The sale of gold through the SPDR Gold Trust should not be underestimated. Even at its lower Dec. 2007 levels, the fund held more physical gold than China, the Netherlands, and the European Central Bank. It has more gold than Russia, the Bank of England, and Saudi Arabia. In fact, the difference between the gold reserves of the Bank of Japan and GLD in December was a measly 130 tons.

Let's do the math: GLD purchased 79 tons of gold between Dec. 2007 and July 2008. That corresponds to the total gold reserves of Australia or Kuwait. That demand is now gone from the market.

In the last two months, the fund has liquidated 74.7 tons of gold... the equivalent of Egypt's total reserves.

And just Tuesday, it pumped 10 tons into the market. According to the Reserve Asset Statistics of the World Gold Council, that corresponds to the combined reserves of Canada, Mexico and Bahrain.

And GLD is just one gold-backed ETF.

In the past, I have liked to point to the introduction of exchange-traded funds linked to gold as a major new catalyst for new gold demand. In fact, it was mainly demand from fund investors -- not even coin-hoarding gold bugs or jewelry buyers -- that was driving the gold price up. The fund first listed on the NYSE in 2004... are you seeing a pattern emerge?

Its original price was based on the price of 1/10th of an ounce of gold. The current spot price of $756.10 would thus correspond to a share price of $75.61.The fund closed at $74.22 on Wednesday, and after-hour trading indicates further downward pressure at a share price of $73.84.

What is the downside?
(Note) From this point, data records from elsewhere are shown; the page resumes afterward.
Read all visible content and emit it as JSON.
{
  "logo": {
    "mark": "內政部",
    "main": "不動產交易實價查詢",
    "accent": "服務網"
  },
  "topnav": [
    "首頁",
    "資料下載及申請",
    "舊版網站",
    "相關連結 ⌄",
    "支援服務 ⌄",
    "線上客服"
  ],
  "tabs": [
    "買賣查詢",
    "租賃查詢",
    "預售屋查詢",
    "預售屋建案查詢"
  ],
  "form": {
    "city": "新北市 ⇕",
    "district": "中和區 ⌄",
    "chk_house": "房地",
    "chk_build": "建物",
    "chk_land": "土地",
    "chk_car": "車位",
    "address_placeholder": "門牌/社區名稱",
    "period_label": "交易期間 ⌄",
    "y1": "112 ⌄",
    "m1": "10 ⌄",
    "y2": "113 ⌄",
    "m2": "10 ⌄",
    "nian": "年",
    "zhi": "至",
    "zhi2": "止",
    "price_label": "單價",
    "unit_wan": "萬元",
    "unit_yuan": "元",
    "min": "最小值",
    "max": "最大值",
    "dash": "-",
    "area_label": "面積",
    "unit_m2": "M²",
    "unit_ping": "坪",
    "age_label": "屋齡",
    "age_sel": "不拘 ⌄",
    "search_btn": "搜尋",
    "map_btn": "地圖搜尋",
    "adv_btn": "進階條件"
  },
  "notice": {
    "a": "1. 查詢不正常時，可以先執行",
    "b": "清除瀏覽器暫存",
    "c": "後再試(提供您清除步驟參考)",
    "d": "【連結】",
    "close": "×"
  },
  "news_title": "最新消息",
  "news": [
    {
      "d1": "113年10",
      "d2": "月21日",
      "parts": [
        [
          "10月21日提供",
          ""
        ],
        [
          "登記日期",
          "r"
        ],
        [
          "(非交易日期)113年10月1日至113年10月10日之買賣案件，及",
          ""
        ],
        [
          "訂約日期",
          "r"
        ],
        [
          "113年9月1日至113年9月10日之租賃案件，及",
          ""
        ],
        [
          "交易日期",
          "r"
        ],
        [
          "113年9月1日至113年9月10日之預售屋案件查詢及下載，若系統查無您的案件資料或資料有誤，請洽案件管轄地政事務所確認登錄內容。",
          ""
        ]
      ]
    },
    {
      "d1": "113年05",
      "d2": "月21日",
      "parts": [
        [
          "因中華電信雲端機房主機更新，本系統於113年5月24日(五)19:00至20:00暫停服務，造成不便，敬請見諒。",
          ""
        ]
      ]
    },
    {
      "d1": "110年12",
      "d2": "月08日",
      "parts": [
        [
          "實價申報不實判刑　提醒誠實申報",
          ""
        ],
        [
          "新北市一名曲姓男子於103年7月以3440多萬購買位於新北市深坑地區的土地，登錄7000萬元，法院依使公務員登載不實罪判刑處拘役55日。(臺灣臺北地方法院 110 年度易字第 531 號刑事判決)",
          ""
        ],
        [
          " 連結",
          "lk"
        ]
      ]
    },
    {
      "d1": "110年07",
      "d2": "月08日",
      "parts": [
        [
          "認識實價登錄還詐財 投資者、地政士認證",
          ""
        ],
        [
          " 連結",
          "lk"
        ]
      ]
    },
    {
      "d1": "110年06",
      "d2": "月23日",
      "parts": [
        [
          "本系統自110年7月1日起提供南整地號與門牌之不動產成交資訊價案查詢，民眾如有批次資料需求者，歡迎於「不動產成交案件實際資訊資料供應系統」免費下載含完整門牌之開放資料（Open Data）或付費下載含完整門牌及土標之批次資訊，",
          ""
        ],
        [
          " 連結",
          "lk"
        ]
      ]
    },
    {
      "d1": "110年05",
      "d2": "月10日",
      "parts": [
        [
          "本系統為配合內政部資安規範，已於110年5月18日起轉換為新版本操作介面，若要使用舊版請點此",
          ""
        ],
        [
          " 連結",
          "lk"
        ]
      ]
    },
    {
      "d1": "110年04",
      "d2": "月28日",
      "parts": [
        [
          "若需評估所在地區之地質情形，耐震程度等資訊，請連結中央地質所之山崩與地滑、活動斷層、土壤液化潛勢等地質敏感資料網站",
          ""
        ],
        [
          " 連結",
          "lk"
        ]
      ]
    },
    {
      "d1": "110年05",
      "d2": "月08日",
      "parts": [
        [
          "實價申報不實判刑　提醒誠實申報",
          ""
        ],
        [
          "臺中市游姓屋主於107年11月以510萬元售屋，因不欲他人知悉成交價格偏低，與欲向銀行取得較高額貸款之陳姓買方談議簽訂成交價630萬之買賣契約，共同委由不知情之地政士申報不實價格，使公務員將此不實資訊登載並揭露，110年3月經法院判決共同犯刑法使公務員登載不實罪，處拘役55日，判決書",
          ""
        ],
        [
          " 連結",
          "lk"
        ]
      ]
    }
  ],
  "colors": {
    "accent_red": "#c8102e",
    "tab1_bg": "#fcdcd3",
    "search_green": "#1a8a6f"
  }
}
Let's look at the inventory: GLD only has 4 more tons of gold than it had at the beginning of the year. Gold is now trading $50 below its early January price level of between $850-930 per ounce. Which means the YTD excess inventory is held at a loss...

With a major gold purchaser having turned into a major seller of physical gold, there is now a severe disturbance in the supply-demand ratio that supported the bull run of the past four years. On Aug. 5, when I posted my article "Gold Price Plunges: Might as Well Hold Stocks" on SeekingAlpha.com, I wrote:

"Oil's downside by now has been pegged at $110 and even $70 per barrel, that's 26% or even 50% below its record high. For gold, a synchronous decline would result in prices around $750 or even $500 per ounce. It seems unlikely. But, since my gold bug friends brought up the Carter Administration... history not only documents straight increases -- but horrendous drops far larger than that, all within the last three decades."

A Commenter responded:

"As for gold at $750 and $500, those aren't support points on any chart I've seen. The Gold support points I have are $850 (very strong), $800 (weak) and $650 (Herculean strong)."

As we're closing in on $100 oil and $750 oil, those Herculean strong points are not quite looking quite as untouchable any more. After all, Hercules, too, fell prey to the painful revenge of the centaur Nessus.

And GLD still has all the gold in China to liquidate...

Disclosure: None